Clinger is a ghost story rather than simply a romantic melodrama, and this bait and switch comes early on to set the scene. Both the silly characters and the splatter effects which end Fern’s relationship are a sign of things to come in this horror comedy. From here the humour levels are ramped up for better or worse, the cast grows and the story pushes on towards the supernatural while simultaneously piling up the jokes. Fern’s friends and family are a goofy bunch, from her sister trying to become an entrepreneur by making sock puppets to her religious friend who keeps making clueless innuendos during normal conversation for some reason. During the funeral scenes after Robert’s premature demise and the subsequent family dinner table scenes, there are all kinds of strange and awkward moments and comic dialogue which lends it a particularly silly tone. It’s the kind of thing that could be very dry and tedious if there was any sense of seriousness involved. Realism and any sort of pretence are not on the cards here.
The cast are pretty good for what is required of a young ensemble, with the teen romance and high school clique scenes feeling natural, if a little one dimensional. But this isn’t the place for character development unless you count sock puppet grief counselling. There are plenty of other typical clichés in the supporting cast with Fern trying to get help from airhead lab partners and meat head jocks along the way. It does look and feel like a TV show a lot of the time which is unfortunate since a certain amount of creativity has gone into this, but the bland daytime lighting and use of scribbled flash animation makes it seem like a kids drama; albeit one with splatter effects and cursing. Other visual elements like jump cuts showing ghostly apparitions are more annoying, but thankfully brief. The mixture of violence and oddball characters never quite meshes together, but it’s not dull at least. By the second act Robert and Fern are starting to get back together whether she likes it or not, which is where things get more interesting.

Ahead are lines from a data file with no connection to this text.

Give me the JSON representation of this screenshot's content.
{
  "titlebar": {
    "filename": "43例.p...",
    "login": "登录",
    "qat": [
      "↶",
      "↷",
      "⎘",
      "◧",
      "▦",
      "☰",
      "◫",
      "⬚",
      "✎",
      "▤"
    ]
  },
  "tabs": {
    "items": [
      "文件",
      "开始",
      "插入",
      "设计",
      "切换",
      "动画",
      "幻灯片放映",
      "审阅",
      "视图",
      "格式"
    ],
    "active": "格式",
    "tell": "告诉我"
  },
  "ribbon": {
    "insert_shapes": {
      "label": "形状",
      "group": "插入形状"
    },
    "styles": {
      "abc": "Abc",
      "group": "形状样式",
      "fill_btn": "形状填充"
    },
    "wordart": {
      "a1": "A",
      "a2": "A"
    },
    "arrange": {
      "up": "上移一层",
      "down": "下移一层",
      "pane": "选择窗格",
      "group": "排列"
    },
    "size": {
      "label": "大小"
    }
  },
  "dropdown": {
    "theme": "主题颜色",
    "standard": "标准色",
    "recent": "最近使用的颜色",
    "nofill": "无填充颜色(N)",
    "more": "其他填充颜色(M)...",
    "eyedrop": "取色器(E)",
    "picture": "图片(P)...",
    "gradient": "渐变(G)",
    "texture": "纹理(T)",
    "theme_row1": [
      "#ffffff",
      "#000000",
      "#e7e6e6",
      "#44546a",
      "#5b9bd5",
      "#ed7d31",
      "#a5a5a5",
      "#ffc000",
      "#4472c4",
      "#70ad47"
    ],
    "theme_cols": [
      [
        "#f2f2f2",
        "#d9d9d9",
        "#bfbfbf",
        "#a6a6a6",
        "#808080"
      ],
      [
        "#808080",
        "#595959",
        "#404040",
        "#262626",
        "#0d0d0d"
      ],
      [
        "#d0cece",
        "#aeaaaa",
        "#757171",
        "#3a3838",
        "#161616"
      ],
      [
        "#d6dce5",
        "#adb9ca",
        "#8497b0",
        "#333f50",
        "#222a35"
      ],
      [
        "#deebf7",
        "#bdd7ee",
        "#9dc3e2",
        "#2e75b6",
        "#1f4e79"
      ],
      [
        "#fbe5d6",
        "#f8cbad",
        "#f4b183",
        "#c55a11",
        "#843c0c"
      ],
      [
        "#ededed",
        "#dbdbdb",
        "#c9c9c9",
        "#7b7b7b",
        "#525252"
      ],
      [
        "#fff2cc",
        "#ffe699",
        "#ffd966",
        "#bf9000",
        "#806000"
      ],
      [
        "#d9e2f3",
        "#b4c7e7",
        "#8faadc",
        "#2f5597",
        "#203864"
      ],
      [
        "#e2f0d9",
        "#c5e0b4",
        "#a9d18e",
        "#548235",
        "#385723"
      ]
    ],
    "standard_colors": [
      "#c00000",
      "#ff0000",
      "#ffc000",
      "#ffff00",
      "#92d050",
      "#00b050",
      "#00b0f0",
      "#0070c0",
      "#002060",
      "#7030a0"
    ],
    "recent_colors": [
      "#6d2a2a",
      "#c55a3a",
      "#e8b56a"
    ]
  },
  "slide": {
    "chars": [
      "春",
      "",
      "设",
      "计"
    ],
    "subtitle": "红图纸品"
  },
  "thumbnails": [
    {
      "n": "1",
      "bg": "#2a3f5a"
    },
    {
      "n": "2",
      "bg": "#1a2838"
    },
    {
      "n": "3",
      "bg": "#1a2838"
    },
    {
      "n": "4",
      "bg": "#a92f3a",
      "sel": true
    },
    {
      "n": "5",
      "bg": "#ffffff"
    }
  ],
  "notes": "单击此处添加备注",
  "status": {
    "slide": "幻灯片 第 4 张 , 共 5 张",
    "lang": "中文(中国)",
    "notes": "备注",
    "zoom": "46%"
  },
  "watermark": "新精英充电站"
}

But this isn’t a dark story at all. It’s one which has a ‘So, You’re Dead’ pamphlet being handed out to the new arrivals at the cemetery. Even when the idea of ghostly revenge comes around it’s not exactly serious. It remains consistently silly during all of this, with flying scissors and evil stuffed toys featuring when things start to get out of control. A whole set piece is dedicated to a puppet attack, which is the mixture of stupid and gory I can get behind. For a story featuring ethereal entities there are a lot of strangely physical attacks involved from both sides, which adds to the fun. There are no surprises in store when it comes to the plot, although the tangent involving a local ghost hunter and the rules of dispelling unwanted spirits are unexpected enough to keep it going. Soon enough Robert figures out that hanging around the living won’t be a lasting option and he starts to consider the kind of drastic alternatives you’d expect.
The stranger elements here stop the repetitive class room tropes becoming too irritating, especially the tooling up scenes involving anti-ghost weapons and pills that make the dead visible to Fern’s friends. The big finale in which Fern’s race track qualifier is interrupted by Robert’s new graveyard pals is particularly silly, but it sums the whole thing up as the dialogue gets dumber and the effects get bigger. The levels of absurdity reach their peak once everyone bands together to come to her aide, and it makes for a likeable if nonsensical climax. This isn’t anything you haven’t seen before in terms of both romantic tales which combine either death or horror, as well as anything utilising the standard type of low budget blood and guts, but it’s got enough charm and amusement value to keep things together more or less.